What you have to do =
Copy out, from the entries below, each line that holds the string "value".

Items from an interface collection
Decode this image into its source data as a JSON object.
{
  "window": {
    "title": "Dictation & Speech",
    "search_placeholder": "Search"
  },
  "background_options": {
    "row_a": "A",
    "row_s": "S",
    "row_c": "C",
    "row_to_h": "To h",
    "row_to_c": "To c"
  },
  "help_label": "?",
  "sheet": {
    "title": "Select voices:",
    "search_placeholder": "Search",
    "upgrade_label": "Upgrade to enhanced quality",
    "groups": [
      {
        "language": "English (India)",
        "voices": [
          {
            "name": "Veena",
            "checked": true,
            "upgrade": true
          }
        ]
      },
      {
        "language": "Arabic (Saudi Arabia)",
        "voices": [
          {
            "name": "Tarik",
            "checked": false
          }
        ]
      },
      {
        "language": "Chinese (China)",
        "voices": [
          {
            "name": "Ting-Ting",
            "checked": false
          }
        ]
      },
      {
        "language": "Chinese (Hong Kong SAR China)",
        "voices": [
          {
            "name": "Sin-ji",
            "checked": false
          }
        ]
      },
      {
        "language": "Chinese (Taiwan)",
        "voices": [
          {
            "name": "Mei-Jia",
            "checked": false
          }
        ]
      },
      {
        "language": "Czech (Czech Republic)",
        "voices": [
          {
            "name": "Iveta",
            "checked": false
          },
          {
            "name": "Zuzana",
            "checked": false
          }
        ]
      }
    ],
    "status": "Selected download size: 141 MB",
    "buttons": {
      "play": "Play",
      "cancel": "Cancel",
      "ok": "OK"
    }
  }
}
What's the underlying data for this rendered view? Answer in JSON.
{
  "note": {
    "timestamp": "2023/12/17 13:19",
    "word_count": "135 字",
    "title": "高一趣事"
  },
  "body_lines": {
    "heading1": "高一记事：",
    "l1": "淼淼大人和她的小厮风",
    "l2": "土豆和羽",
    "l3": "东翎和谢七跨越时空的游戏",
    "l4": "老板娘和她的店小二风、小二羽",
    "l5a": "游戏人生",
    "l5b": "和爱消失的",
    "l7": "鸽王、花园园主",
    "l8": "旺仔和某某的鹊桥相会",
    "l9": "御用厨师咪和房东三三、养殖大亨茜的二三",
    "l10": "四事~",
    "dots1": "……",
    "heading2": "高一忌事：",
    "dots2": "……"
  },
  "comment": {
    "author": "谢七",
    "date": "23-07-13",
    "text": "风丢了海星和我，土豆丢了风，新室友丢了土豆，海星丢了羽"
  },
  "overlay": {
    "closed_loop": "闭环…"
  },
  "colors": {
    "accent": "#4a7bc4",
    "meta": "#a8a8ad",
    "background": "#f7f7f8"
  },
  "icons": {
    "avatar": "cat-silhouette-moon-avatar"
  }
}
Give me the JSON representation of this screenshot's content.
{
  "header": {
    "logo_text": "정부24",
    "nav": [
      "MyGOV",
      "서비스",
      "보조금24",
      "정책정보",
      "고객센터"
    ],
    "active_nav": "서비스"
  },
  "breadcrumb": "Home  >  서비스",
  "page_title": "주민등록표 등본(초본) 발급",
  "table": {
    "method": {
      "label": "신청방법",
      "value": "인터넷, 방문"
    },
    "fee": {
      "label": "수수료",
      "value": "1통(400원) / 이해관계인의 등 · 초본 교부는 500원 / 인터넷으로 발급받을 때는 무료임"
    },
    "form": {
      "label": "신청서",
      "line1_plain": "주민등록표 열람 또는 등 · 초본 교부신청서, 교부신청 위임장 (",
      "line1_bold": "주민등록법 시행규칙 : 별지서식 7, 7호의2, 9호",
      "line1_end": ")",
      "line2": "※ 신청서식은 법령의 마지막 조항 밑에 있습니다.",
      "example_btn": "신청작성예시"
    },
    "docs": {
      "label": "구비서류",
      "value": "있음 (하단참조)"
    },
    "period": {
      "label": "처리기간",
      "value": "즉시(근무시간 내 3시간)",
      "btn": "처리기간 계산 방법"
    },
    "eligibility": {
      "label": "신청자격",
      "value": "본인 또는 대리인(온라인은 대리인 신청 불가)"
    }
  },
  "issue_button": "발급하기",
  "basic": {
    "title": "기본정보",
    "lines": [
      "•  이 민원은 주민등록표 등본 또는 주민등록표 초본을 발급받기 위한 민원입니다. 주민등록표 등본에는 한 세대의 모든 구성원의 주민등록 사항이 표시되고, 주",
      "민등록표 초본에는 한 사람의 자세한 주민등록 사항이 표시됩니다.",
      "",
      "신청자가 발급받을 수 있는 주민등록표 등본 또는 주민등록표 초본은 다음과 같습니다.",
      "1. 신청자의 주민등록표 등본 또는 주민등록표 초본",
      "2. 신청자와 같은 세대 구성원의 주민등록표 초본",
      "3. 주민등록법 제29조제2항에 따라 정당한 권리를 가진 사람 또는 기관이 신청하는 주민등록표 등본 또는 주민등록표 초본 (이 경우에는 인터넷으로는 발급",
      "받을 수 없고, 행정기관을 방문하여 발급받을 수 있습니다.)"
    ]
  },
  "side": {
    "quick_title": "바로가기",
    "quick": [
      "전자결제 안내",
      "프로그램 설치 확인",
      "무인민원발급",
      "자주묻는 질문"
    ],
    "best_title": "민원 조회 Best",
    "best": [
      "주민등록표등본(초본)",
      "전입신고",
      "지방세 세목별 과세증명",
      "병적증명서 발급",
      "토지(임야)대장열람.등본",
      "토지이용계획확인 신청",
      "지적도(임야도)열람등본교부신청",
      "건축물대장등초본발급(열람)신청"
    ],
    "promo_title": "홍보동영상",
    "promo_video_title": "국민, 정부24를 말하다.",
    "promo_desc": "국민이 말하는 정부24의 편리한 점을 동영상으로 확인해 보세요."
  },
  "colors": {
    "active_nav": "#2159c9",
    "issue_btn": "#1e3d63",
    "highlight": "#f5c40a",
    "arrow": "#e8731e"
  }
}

Result of this exercise =
      "value": "인터넷, 방문"
      "value": "1통(400원) / 이해관계인의 등 · 초본 교부는 500원 / 인터넷으로 발급받을 때는 무료임"
      "value": "있음 (하단참조)"
      "value": "즉시(근무시간 내 3시간)",
      "value": "본인 또는 대리인(온라인은 대리인 신청 불가)"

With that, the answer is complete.